You could be learning CS 60,000 times faster. Here's how
I recently came across this quote by John Carmack, that "The spinal cord has about the same number of neural connections as the optic nerve — to your brain, all of your body from the neck down is worth about one eye.".
Yet illustrations in Computer Science textbooks seem to be a second-thought at best. In this post, i'll try to convince you that proper illustrations could help you learn 60,000 times faster.*
- results may vary. Terms and conditions apply.
90% of information transmitted to the brain is visual
I started looking further into these claims:
- 1 video minute = 1.8 million written words
- 90% of information transmitted to the brain is visual
- Visuals are processed 60,000 times faster than text
Granted, these claims sound bogus, and most likely the result of sloppy research, but the sentiment rings true.
Learning algorithms visually
in 2020, I decided to get good at FAANG interviews. I started by reading the most common textbooks, learning a lot about time complexity analysis, arrays, stacks, linked lists, hashes, trees, graphs, recursion, dynamic programming, bit manipulation, optimisation, backtracking, depth first searches, breadth first searches, sorting etc.
I started doing Mock interviews on Pramp, and the feedback was good.
I started taking mock interviews on Leetcode.com and landed somewhere between a Facebook and a Google employee. I then sat back and wondered: can the process be easier?
I re-watched the hundreds of animations and algorithm walkthroughs i'd created using my iPad, and suddenly it dawned on me: yes, it can be made a lot easier.
Step 1/ make it visual. There aren't any proper graphics when you have to learn these concepts, or the graphics are at best a second thought, yet the vast majority of the time, just seeing what the algorithm is doing all that's required to understand it, and remember it. What if everything was beautifully animated, and i really mean everything.
Step 2/ Richard Feynman, one of the greatest physicists of our time, had a method for learning. What if the material followed the same principle, and was tested on regular folks first, revised, simplified, and then retargetted for developers.
So i got to work, and started creating content following these two key principles as my mantra. Whether simple pramp array algorithms, pre-order, in-order and post-order tree traversals, depth first searches in matrices, dynamic programming problems explained using simple physical analogies, complex string dynamic programming problems such as computing the Levenshtein distance, explained visually, and clearly, a 2000 year old algorithm for computing primes efficiently, finding the optimal time to buy and sell stocks, or writing a highly efficient algorithm for solving Sudoku.
A 'hard' problem made easy

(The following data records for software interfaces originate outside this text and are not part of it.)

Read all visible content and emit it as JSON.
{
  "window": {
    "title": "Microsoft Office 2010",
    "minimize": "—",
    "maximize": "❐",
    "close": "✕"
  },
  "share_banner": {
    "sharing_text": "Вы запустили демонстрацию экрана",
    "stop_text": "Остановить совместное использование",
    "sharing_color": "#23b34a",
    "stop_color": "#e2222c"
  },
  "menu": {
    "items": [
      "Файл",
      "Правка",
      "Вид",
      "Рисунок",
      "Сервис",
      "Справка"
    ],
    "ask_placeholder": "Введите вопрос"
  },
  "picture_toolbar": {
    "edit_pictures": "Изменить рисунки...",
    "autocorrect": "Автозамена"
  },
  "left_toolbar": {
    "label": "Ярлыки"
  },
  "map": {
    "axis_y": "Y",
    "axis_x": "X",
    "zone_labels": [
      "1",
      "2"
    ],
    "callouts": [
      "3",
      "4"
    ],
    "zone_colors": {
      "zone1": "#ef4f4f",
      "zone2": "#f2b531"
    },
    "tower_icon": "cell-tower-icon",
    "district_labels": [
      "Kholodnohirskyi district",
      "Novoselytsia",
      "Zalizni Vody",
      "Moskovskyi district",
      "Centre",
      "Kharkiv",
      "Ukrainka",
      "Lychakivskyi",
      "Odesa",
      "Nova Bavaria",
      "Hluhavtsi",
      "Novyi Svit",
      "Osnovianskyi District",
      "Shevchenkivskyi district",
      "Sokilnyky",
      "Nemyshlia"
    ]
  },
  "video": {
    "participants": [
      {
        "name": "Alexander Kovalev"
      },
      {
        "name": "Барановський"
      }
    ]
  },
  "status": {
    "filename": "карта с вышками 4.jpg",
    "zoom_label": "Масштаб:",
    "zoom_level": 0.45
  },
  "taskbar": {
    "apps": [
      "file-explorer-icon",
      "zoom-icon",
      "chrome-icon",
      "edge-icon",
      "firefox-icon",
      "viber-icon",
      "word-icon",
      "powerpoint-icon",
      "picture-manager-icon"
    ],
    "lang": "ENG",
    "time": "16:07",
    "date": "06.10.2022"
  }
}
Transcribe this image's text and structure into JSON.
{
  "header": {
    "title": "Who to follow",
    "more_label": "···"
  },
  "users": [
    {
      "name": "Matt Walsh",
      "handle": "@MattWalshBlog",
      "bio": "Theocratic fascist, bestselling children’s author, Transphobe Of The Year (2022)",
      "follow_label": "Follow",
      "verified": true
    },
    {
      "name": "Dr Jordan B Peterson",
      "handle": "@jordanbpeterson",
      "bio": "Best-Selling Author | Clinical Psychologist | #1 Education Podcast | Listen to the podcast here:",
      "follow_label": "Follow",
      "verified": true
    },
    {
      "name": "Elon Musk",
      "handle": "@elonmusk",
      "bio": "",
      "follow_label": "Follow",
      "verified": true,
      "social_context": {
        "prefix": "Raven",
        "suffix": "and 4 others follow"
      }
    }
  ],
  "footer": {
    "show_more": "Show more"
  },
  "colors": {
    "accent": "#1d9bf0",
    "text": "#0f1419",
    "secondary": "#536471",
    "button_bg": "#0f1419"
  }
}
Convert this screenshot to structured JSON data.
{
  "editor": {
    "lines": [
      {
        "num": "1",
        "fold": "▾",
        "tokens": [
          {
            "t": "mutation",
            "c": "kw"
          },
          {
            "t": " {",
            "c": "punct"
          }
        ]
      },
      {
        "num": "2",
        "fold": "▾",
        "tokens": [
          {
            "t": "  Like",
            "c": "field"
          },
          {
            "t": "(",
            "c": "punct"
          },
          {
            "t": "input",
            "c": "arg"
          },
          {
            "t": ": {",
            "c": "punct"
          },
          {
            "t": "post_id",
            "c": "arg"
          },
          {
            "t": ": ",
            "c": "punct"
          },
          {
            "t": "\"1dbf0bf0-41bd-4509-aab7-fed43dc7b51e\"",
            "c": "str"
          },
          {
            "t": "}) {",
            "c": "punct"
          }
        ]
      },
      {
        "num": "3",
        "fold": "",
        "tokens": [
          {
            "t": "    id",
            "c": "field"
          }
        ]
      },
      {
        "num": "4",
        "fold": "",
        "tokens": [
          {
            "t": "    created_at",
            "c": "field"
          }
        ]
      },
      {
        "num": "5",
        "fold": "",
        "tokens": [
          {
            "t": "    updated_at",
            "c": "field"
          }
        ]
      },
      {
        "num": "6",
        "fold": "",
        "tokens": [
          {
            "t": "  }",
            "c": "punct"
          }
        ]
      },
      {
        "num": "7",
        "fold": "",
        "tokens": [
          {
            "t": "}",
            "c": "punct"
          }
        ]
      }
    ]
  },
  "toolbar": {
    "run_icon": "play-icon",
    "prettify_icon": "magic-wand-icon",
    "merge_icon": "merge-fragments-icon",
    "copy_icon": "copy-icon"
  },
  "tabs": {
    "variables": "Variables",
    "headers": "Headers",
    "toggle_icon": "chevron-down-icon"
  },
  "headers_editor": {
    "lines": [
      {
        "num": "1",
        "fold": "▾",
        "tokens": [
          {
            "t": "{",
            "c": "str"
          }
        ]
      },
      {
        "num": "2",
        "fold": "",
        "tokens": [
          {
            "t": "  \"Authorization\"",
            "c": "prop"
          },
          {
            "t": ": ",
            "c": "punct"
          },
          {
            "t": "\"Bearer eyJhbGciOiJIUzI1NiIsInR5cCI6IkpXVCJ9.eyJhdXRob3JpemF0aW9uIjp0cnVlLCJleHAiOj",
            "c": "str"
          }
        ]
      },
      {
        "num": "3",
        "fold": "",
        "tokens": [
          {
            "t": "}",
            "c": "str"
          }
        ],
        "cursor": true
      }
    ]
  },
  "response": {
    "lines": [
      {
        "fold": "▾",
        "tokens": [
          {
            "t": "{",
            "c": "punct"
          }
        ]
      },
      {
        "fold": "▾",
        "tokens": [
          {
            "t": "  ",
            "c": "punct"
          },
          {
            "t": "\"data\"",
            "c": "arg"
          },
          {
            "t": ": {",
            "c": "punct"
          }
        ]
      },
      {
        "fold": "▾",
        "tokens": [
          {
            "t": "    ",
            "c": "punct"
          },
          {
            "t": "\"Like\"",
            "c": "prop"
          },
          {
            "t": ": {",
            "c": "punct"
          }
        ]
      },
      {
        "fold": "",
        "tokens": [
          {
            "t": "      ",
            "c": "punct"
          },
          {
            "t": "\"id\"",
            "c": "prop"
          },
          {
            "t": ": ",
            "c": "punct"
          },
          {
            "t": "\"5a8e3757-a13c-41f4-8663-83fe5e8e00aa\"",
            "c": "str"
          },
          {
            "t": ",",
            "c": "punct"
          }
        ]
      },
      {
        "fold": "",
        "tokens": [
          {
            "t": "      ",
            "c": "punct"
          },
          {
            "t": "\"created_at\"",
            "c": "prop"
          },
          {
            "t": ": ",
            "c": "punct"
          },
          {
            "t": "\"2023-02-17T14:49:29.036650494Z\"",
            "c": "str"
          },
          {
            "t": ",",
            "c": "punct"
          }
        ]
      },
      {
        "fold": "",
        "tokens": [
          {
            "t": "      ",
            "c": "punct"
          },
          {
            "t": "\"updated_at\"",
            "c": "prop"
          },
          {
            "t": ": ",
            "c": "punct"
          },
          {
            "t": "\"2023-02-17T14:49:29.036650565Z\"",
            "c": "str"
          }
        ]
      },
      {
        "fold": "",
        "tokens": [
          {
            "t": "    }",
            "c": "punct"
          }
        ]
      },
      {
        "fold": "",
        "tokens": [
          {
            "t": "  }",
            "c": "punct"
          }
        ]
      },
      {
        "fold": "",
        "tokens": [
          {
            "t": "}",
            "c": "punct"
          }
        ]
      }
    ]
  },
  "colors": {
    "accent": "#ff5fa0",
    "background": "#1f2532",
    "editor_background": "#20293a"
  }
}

Above, we have a 'Hard' leetcode problem: we have free terrain marked as 0s, buildings marked as 1s, and walls marked as 2s. We want to build a new building, which needs to be at the shortest distance from all points.
The solution is to do a BFS from each building, and mark the number of 'steps' the BFS has taken from each building. We then sum up all 3 such values, and the solution is the smallest sum.
By creating this illustration, i was able to explain this problem, and its solution to someone with no CS background. I could have given it a shot without the illustration, but it would have been a strange and fuzzy conversation for them at best.
However, with the illustration, they got it. A CS-illiterate person was able to grasp a BFS, and a solution to a 'hard' question asked in FAANG interviews in under 2 minutes.
It simply works
I am creating an algorithms course, on pythonical.org, and i invite you to take a look. Pythonical is the missing piece that would have sped up my learning dramatically, by gently introducing me to so many beautiful algorithms in an intuitive manner. I hope you'll find it useful.